that time outdoors boosts their risk of skin cancer, including the potentially
deadly malignant melanoma, according to a study in the Archives of
"We are the first to report this," researcher Christina M.
Ambros-Rudolph, MD, tells WebMD in an email interview.
Ambros-Rudolph is a consultant dermatologist at the Medical University of
She and her co-researchers, all runners, conducted the study after caring
for eight ultra-marathon runners with malignant melanoma over the past
Comparing Runners and Nonrunners
In the study, the researchers evaluated 210 marathon runners, men and women,
aged 19 to 71.
They compared the runners' skin cancer risks with those
of 210 men and women matched for age and gender who were not long-distance
All participants underwent a skin cancer exam and answered questions about
personal and family skin cancer history, as well as changes in skin lesions,
sunburn history, sun sensitivity, and physical characteristics such as skin and
Even though more of the nonrunners had higher sun sensitivity, reflected by
their light eyes and sensitive skin types, the runners had more atypical moles
and more lesions called solar lentigines -- often called "liver spots"
-- which are associated with a higher risk of malignant melanoma.
Not surprisingly, the more intense the training regimen, the more likely a
marathon runner was to have the lesions and moles, Ambros-Rudolph found. While
some runners logged about 25 miles a week, others put in more than 44 miles a
No lesions suggestive of malignant melanoma were found, but 24 marathoners
and 14 from the control group were referred to dermatologists to evaluate
growths that looked like nonmelanoma skin cancers (such as basal cell and
squamous cell skin cancers).
What's Behind the Increased Risk?
The study reflects what dermatologists see in practice, says Diane Madfes,
MD, a New York City dermatologist and a spokeswoman for the Skin Cancer
Among her patients who are long-distance runners, Madfes says she has seen
many cases of abnormal moles as well as nonmelanoma
cancers, though not much melanoma, she says.
Greater ultraviolet exposure, of course, is one explanation for the
increased risk, say the Austrian researchers.

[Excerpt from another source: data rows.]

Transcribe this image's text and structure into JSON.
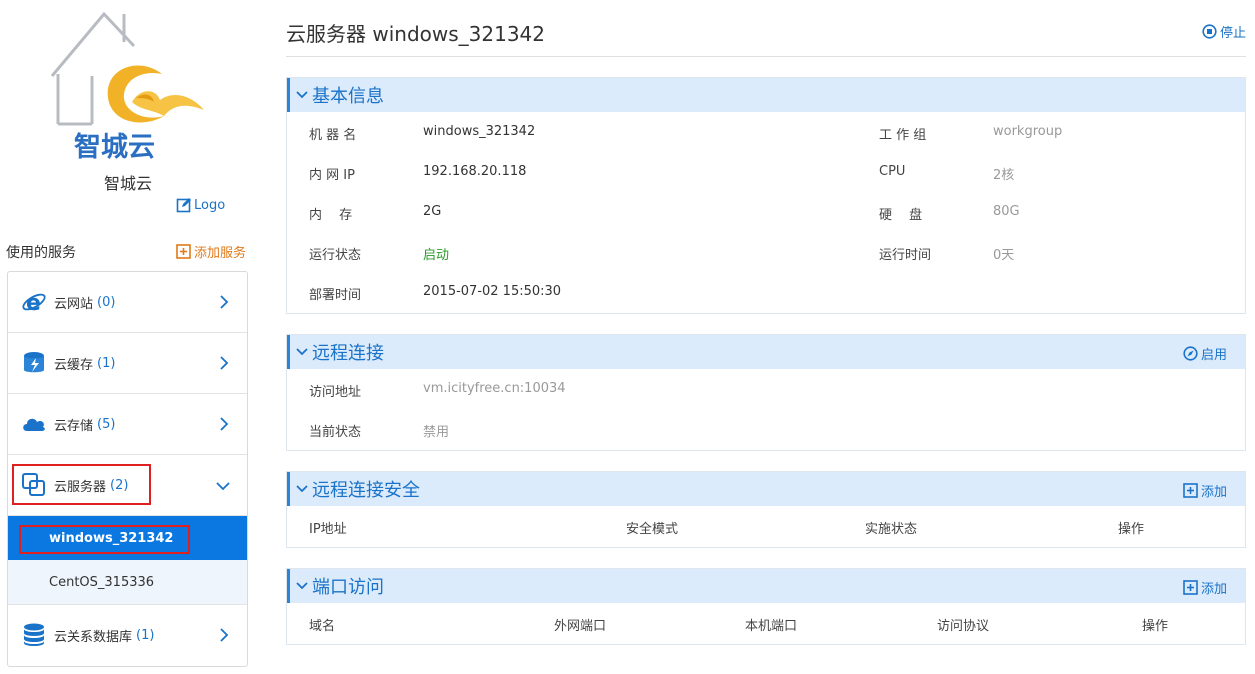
{
  "sidebar": {
    "brand_logo_text": "智城云",
    "brand_name": "智城云",
    "logo_edit_label": "Logo",
    "services_label": "使用的服务",
    "add_service_label": "添加服务",
    "items": [
      {
        "label": "云网站",
        "count": "(0)",
        "icon": "ie-icon"
      },
      {
        "label": "云缓存",
        "count": "(1)",
        "icon": "cache-icon"
      },
      {
        "label": "云存储",
        "count": "(5)",
        "icon": "cloud-icon"
      },
      {
        "label": "云服务器",
        "count": "(2)",
        "icon": "server-icon"
      },
      {
        "label": "云关系数据库",
        "count": "(1)",
        "icon": "database-icon"
      }
    ],
    "sub_items": [
      {
        "label": "windows_321342",
        "active": true
      },
      {
        "label": "CentOS_315336",
        "active": false
      }
    ]
  },
  "header": {
    "title": "云服务器 windows_321342",
    "stop_label": "停止"
  },
  "basic_info": {
    "title": "基本信息",
    "machine_name_label": "机 器 名",
    "machine_name": "windows_321342",
    "workgroup_label": "工 作 组",
    "workgroup": "workgroup",
    "ip_label": "内 网 IP",
    "ip": "192.168.20.118",
    "cpu_label": "CPU",
    "cpu": "2核",
    "memory_label": "内　 存",
    "memory": "2G",
    "disk_label": "硬　 盘",
    "disk": "80G",
    "status_label": "运行状态",
    "status": "启动",
    "uptime_label": "运行时间",
    "uptime": "0天",
    "deploy_label": "部署时间",
    "deploy_time": "2015-07-02 15:50:30"
  },
  "remote": {
    "title": "远程连接",
    "enable_label": "启用",
    "address_label": "访问地址",
    "address": "vm.icityfree.cn:10034",
    "state_label": "当前状态",
    "state": "禁用"
  },
  "remote_security": {
    "title": "远程连接安全",
    "add_label": "添加",
    "columns": [
      "IP地址",
      "安全模式",
      "实施状态",
      "操作"
    ]
  },
  "port_access": {
    "title": "端口访问",
    "add_label": "添加",
    "columns": [
      "域名",
      "外网端口",
      "本机端口",
      "访问协议",
      "操作"
    ]
  },
  "colors": {
    "accent": "#1a73c9",
    "active_bg": "#0a78e0",
    "section_bg": "#dcebfb",
    "orange": "#e07a1b",
    "green": "#2a9a2a",
    "highlight": "#e02020"
  }
}
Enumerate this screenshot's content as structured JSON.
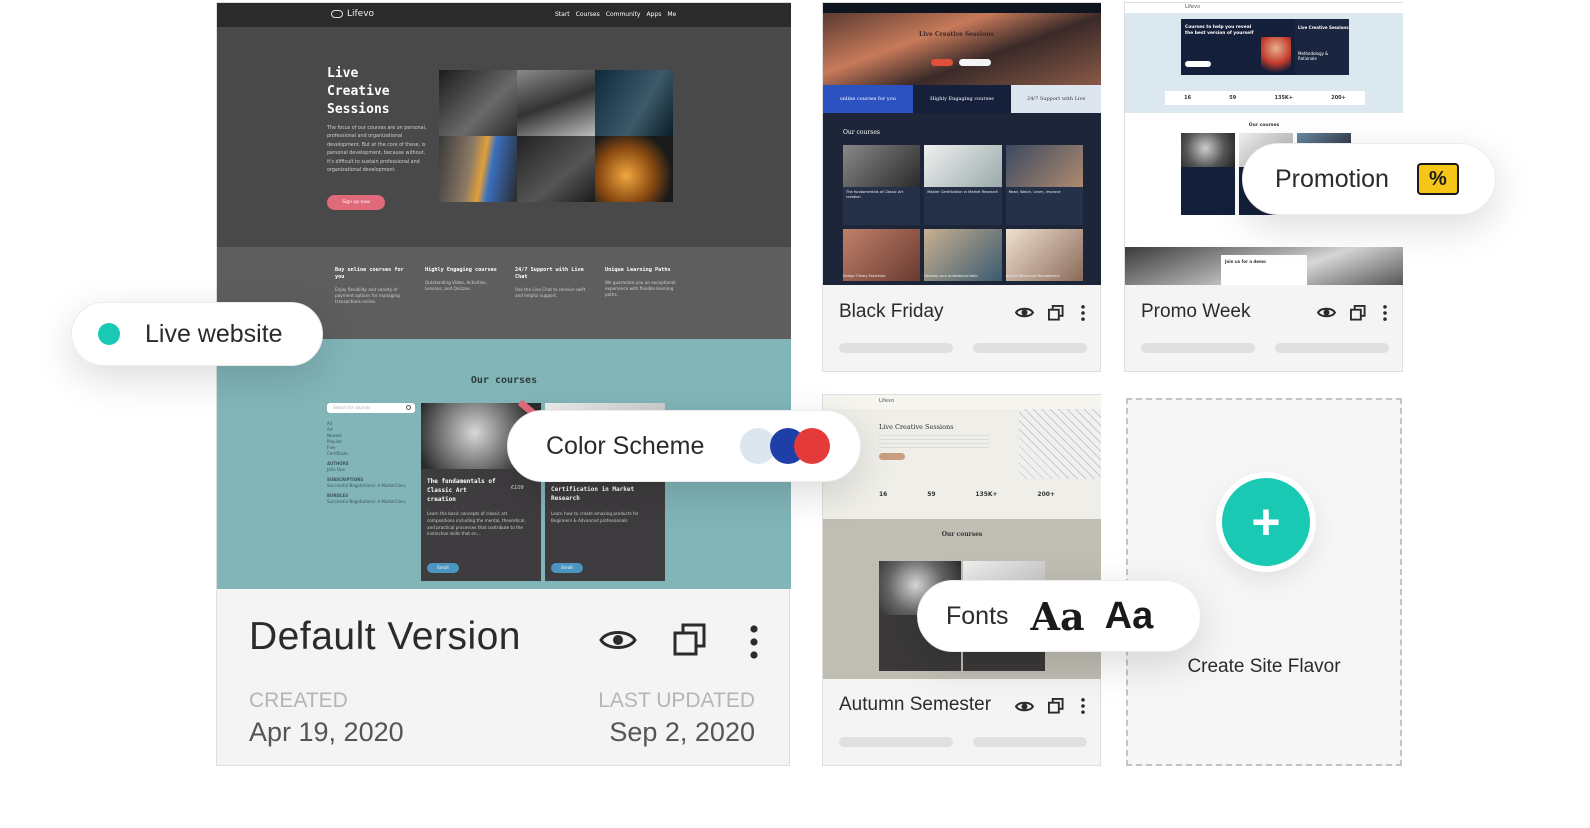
{
  "default_card": {
    "title": "Default Version",
    "created_label": "CREATED",
    "created_date": "Apr 19, 2020",
    "updated_label": "LAST UPDATED",
    "updated_date": "Sep 2, 2020",
    "preview": {
      "brand": "Lifevo",
      "nav": [
        "Start",
        "Courses",
        "Community",
        "Apps",
        "Me"
      ],
      "hero_title_lines": [
        "Live",
        "Creative",
        "Sessions"
      ],
      "hero_text": "The focus of our courses are on personal, professional and organizational development. But at the core of these, is personal development, because without, it's difficult to sustain professional and organizational development.",
      "cta": "Sign up now",
      "features": [
        {
          "title": "Buy online courses for you",
          "text": "Enjoy flexibility and variety of payment options for managing transactions online."
        },
        {
          "title": "Highly Engaging courses",
          "text": "Outstanding Video, Activities, Lessons, and Quizzes."
        },
        {
          "title": "24/7 Support with Live Chat",
          "text": "Use the Live Chat to receive swift and helpful support."
        },
        {
          "title": "Unique Learning Paths",
          "text": "We guarantee you an exceptional experience with flexible learning paths."
        }
      ],
      "courses_heading": "Our courses",
      "search_placeholder": "Search for courses",
      "filters": [
        "All",
        "Art",
        "Newest",
        "Popular",
        "Free",
        "Certificate"
      ],
      "authors_label": "AUTHORS",
      "author": "John Doe",
      "subscriptions_label": "SUBSCRIPTIONS",
      "subscription": "Successful Negotiations: A MasterClass",
      "bundles_label": "BUNDLES",
      "bundle": "Successful Negotiations: A MasterClass",
      "course1_title": "The fundamentals of Classic Art creation",
      "course1_price": "€109",
      "course1_text": "Learn the basic concepts of classic art compositions including the mental, theoretical, and practical processes that contribute to the instinctive skills that en...",
      "course2_title": "Certification in Market Research",
      "course2_text": "Learn how to create amazing products for Beginners & Advanced professionals",
      "enroll": "Enroll"
    }
  },
  "black_friday": {
    "title": "Black Friday",
    "hero_title": "Live Creative Sessions",
    "strip": [
      "online courses for you",
      "Highly Engaging courses",
      "24/7 Support with Live"
    ],
    "courses_heading": "Our courses",
    "items": [
      "The fundamentals of Classic Art creation",
      "Master Certification in Market Research",
      "Read, Watch, Learn, Improve",
      "Design Theory Essentials",
      "Develop your professional skills",
      "Human Resources Management"
    ]
  },
  "promo_week": {
    "title": "Promo Week",
    "brand": "Lifevo",
    "hero_text": "Courses to help you reveal the best version of yourself",
    "side_title": "Live Creative Sessions",
    "side_sub": "Methodology & Rationale",
    "stats": [
      "16",
      "59",
      "135K+",
      "200+"
    ],
    "courses_heading": "Our courses",
    "demo": "Join us for a demo"
  },
  "autumn": {
    "title": "Autumn Semester",
    "brand": "Lifevo",
    "hero_title": "Live Creative Sessions",
    "stats": [
      "16",
      "59",
      "135K+",
      "200+"
    ],
    "courses_heading": "Our courses"
  },
  "create": {
    "label": "Create Site Flavor",
    "plus": "+"
  },
  "badges": {
    "live": "Live website",
    "color_scheme": "Color Scheme",
    "promotion": "Promotion",
    "fonts": "Fonts",
    "font_sample_serif": "Aa",
    "font_sample_sans": "Aa",
    "promo_glyph": "%"
  },
  "colors": {
    "teal": "#19c9b4",
    "promo_yellow": "#f5c518",
    "scheme": [
      "#dce6ee",
      "#1f3fa8",
      "#e53a3a"
    ]
  },
  "icons": [
    "eye-icon",
    "duplicate-icon",
    "more-vertical-icon",
    "plus-icon",
    "percent-ticket-icon"
  ]
}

Nearly 97% of the runners studied said they wore running shorts and
short-sleeved or sleeveless shirts.
Only 56% said they regularly use sunscreen; nearly 2% never do.
Also, long-term, high-intensity exercise suppresses the immune system, the
Austrian researchers write. They note that patients who have undergone
transplants and had immunosuppressive therapy have an increase in all types of
Reducing the Risk
Ambros-Rudolph advises runners to cover up, train when sunlight exposure is
less intense, and slather on the sunscreen -- in spray or lotion form. An SPF
of 15 or higher is recommended.
The type of product preferred varies by gender, Ambros-Rudolph has observed.
"Men usually hate using lotions, and sprays are quicker to apply and easier
to apply on hairy skin, while women often suffer from dry skin and love lotions
that moisturize at the same time."
Reapplying a water-resistant sunscreen every two hours is important, adds
She suggests runners consider bicycling attire, especially the long-sleeved
shirts made of newer wicking materials that draw away moisture from sweat.
About 62,000 new cases of malignant melanoma are expected this year in the
U.S., along with more than a million nonmelanoma skin cancers, says the
American Cancer Society.
About 8,000 are expected to die this year from malignant melanoma;
nonmelanoma skin cancers will claim about 2,000 lives.